“He looked out at the Pacific Ocean on night watch and saw that religions were too small to capture the mystery.”
It’s one sentence in the account of a man’s life.
Although too brief admittedly to do it justice, what it attempts is to capture how the late subject, during World War II, abandoned the faith of his youth — and of his father who was a pastor — and instead came to embrace a here-and-now-focused humanitarianism.
Part of some information a family sent to me this week about a man I was writing about, you could tell they felt this was a brave and commendable thing on his part.
But I couldn’t help thinking otherwise. It’s a sad sentence, really.
Because, however much this man went on to achieve — he became a highly respected college professor — his entire life and career from that point in time, when he was a young officer aboard a ship, was built on a faulty premise: That the truth about who we are and our place in the universe is ultimately unknowable.
Therefore, any claims to know it are immediately out of bounds.
The best we can hope for in life is to shrug our way through it, subscribers to a sort-of bland “who knows?” agnosticism.
I could say more about how in the world it’s possible to get from that unpromising premise to caring so much about what happens to people. This guy by all accounts was a big-hearted soul.
But an even greater mystery to me is this:
How is it that one person could come to this conclusion, while another, beholding that same sea, thinks instead of the God who made it and falls down on his face in worship?
I can tell you that in my experience writing about people, including many WW2 survivors, the latter has been by far the more common response to the big events of their lives.

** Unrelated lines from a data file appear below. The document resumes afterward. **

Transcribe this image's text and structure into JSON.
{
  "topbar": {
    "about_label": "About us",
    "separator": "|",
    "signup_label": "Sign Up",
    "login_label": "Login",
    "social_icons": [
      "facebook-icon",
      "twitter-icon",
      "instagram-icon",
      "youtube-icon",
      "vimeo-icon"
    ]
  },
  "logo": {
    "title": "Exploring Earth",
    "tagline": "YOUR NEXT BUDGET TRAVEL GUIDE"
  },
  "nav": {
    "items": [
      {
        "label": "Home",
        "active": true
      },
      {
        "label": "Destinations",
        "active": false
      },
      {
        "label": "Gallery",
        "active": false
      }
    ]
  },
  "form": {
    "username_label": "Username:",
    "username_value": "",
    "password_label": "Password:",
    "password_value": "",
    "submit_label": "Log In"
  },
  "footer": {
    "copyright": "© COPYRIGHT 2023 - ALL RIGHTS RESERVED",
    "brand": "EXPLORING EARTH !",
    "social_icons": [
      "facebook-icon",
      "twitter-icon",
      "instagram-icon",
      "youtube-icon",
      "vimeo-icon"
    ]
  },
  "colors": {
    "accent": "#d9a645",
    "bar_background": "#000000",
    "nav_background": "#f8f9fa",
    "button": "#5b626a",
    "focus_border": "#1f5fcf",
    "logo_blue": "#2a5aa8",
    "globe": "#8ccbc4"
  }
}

And it bears out, I firmly believe, what the Bible teaches: that we are hard-wired to acknowledge God. For those who do not, sadly, it’s as much a problem of the will, it seems, as the intellect.